Work request — Output every record precisely.

[Excerpts from an interface dataset]

_ _ _

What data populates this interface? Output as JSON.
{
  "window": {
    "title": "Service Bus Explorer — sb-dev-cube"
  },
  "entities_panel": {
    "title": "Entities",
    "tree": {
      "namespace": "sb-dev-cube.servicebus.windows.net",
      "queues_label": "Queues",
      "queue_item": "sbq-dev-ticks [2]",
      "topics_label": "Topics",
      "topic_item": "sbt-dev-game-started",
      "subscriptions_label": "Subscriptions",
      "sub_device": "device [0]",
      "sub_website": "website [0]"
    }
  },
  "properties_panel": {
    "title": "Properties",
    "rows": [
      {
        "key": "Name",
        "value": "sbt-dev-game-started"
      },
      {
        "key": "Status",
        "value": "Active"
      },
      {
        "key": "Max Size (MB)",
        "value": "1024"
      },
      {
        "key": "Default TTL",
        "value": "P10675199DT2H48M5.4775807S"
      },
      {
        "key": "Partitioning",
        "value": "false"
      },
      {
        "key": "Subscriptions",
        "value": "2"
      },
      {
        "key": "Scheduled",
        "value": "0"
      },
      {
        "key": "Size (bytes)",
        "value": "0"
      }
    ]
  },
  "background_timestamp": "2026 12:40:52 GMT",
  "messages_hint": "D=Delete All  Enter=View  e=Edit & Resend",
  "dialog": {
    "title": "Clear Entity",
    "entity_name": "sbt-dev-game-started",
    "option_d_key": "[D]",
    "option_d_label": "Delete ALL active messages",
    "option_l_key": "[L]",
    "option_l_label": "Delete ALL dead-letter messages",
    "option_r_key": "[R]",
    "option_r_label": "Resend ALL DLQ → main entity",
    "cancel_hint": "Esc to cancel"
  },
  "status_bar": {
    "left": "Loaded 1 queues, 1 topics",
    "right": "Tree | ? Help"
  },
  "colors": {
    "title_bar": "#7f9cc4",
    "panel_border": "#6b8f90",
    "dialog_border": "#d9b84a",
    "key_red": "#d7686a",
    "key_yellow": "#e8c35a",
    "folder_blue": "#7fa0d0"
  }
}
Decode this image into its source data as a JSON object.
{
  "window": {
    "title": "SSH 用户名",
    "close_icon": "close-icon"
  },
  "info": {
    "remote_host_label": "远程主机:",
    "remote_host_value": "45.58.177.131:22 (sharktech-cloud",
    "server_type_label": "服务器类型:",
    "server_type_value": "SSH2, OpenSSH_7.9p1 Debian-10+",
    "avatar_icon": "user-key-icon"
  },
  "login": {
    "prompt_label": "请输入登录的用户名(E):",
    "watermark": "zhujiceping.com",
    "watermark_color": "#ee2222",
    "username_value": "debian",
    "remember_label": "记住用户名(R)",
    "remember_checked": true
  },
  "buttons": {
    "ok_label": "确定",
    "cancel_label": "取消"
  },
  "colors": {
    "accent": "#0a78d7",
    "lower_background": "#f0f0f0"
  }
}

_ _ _

Answer —
What data populates this interface? Output as JSON.
{
  "window": {
    "title": "Service Bus Explorer — sb-dev-cube"
  },
  "entities_panel": {
    "title": "Entities",
    "tree": {
      "namespace": "sb-dev-cube.servicebus.windows.net",
      "queues_label": "Queues",
      "queue_item": "sbq-dev-ticks [2]",
      "topics_label": "Topics",
      "topic_item": "sbt-dev-game-started",
      "subscriptions_label": "Subscriptions",
      "sub_device": "device [0]",
      "sub_website": "website [0]"
    }
  },
  "properties_panel": {
    "title": "Properties",
    "rows": [
      {
        "key": "Name",
        "value": "sbt-dev-game-started"
      },
      {
        "key": "Status",
        "value": "Active"
      },
      {
        "key": "Max Size (MB)",
        "value": "1024"
      },
      {
        "key": "Default TTL",
        "value": "P10675199DT2H48M5.4775807S"
      },
      {
        "key": "Partitioning",
        "value": "false"
      },
      {
        "key": "Subscriptions",
        "value": "2"
      },
      {
        "key": "Scheduled",
        "value": "0"
      },
      {
        "key": "Size (bytes)",
        "value": "0"
      }
    ]
  },
  "background_timestamp": "2026 12:40:52 GMT",
  "messages_hint": "D=Delete All  Enter=View  e=Edit & Resend",
  "dialog": {
    "title": "Clear Entity",
    "entity_name": "sbt-dev-game-started",
    "option_d_key": "[D]",
    "option_d_label": "Delete ALL active messages",
    "option_l_key": "[L]",
    "option_l_label": "Delete ALL dead-letter messages",
    "option_r_key": "[R]",
    "option_r_label": "Resend ALL DLQ → main entity",
    "cancel_hint": "Esc to cancel"
  },
  "status_bar": {
    "left": "Loaded 1 queues, 1 topics",
    "right": "Tree | ? Help"
  },
  "colors": {
    "title_bar": "#7f9cc4",
    "panel_border": "#6b8f90",
    "dialog_border": "#d9b84a",
    "key_red": "#d7686a",
    "key_yellow": "#e8c35a",
    "folder_blue": "#7fa0d0"
  }
}
Decode this image into its source data as a JSON object.
{
  "window": {
    "title": "SSH 用户名",
    "close_icon": "close-icon"
  },
  "info": {
    "remote_host_label": "远程主机:",
    "remote_host_value": "45.58.177.131:22 (sharktech-cloud",
    "server_type_label": "服务器类型:",
    "server_type_value": "SSH2, OpenSSH_7.9p1 Debian-10+",
    "avatar_icon": "user-key-icon"
  },
  "login": {
    "prompt_label": "请输入登录的用户名(E):",
    "watermark": "zhujiceping.com",
    "watermark_color": "#ee2222",
    "username_value": "debian",
    "remember_label": "记住用户名(R)",
    "remember_checked": true
  },
  "buttons": {
    "ok_label": "确定",
    "cancel_label": "取消"
  },
  "colors": {
    "accent": "#0a78d7",
    "lower_background": "#f0f0f0"
  }
}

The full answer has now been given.